The second issue with economic data that troubles Davis involves the delay in relaying data. According to his site, “Leading Indexes that rely on data published by governmental departments are generally updated monthly several weeks after the month’s end. Often the governmental data includes some estimates and is necessarily preliminary, so a final set of numbers is published yet a month later. Going through the myriad of charts, statistics and analyses that Davis has on his site, one can see why he draws that conclusion. Take a look at this chart below:

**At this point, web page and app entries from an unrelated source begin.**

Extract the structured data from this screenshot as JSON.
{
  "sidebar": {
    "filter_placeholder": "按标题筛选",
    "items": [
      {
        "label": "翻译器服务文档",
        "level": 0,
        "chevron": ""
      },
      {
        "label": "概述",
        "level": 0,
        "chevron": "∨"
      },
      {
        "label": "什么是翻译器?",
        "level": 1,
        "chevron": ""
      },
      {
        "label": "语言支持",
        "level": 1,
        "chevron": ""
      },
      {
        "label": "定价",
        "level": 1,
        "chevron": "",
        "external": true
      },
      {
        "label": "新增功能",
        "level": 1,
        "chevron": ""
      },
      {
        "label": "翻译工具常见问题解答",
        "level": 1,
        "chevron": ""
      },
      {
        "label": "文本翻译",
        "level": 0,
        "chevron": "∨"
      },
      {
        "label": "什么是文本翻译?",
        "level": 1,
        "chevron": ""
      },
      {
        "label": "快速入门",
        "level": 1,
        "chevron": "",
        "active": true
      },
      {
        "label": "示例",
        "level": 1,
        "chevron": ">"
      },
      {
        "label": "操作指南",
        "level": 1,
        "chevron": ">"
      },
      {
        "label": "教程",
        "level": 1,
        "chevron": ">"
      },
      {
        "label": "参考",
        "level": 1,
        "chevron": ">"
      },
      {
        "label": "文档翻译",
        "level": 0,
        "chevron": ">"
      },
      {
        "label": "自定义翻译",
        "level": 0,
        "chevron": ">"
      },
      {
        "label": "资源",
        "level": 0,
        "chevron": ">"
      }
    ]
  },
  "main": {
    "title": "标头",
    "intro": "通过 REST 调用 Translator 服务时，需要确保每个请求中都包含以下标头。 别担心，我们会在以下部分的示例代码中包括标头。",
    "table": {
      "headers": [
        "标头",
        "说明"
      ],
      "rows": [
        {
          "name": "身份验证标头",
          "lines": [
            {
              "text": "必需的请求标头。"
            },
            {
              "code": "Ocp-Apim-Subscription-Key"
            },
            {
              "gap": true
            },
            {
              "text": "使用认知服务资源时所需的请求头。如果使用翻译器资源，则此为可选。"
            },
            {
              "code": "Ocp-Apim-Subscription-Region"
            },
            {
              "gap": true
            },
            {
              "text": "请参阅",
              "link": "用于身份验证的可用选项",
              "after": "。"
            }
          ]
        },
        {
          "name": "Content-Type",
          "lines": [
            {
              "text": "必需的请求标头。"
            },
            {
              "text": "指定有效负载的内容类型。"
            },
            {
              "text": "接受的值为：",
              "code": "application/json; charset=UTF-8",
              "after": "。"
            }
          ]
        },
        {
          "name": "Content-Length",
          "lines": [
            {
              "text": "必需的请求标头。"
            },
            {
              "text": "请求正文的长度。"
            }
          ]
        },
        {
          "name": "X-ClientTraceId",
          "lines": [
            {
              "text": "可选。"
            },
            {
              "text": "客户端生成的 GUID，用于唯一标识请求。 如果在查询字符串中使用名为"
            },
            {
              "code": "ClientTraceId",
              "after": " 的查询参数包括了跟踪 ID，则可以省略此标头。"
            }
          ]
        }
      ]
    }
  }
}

The pink line is what the government is reporting but look at where the Consumer Metrics Institute line goes. According to Davis, “production trails consumption. A healthy factory is going to respond to consumer demand. So what explains some of the positive factory/producer statistics including greater capacity utilization?” Davis believes, “producers may be re-stocking but are lagging consumer demand. Upturns in manufacturing may just involve re-stocking and response to consumer demand from the third quarter of last year. It’s hazardous for manufacturers to ramp up production too rapidly.

In a follow-up post, we’ll examine some of the other key economic indicators Consumer Metrics Institute tracks, their own biases and how these indicators square against the rather positive headlines of the past few days.

–Lisa Reisman

For any of you aluminum and stainless steel buyers out there, you will not want to miss MetalMiner’s first webinar given tomorrow, Wednesday March 10 at 9:00am CST. The webinar provides an in depth look at the global markets for aluminum and stainless steel and we will be joined by guest host, Tony Amabile from TW Metals who will cover domestic market trends for both metals. This webinar dovetails with MetalMiner’s new Price Perspectives Series, research that examines not just historical data but the drivers impacting prices looking forward through 2010.

As any metal market observer, buyer or analyst knows, the degree of commodity volatility occurring within the base metal, ferrous metal and precious group metal marketplace has never been greater. Forecasting, budgeting and planning have become more challenging as a result, forcing everyone to pay much closer attention to a broader range of factors impacting metals markets. We believe attendees of the event will walk away with the following:

  • a clear understanding of the drivers of current prices
  • the role and impact of China on both metals
  • cross-industry insight into where demand is coming from
  • tips, ideas and strategies for mitigating costs and reducing risk

The registration process takes less than 20 seconds. Please join us on Wednesday. If you have any comments or questions, please feel free to leave a comment here or drop us a line at lreisman (at) aptiumglobal (dot) com.

–Lisa Reisman

1 979 980 981 982 983 984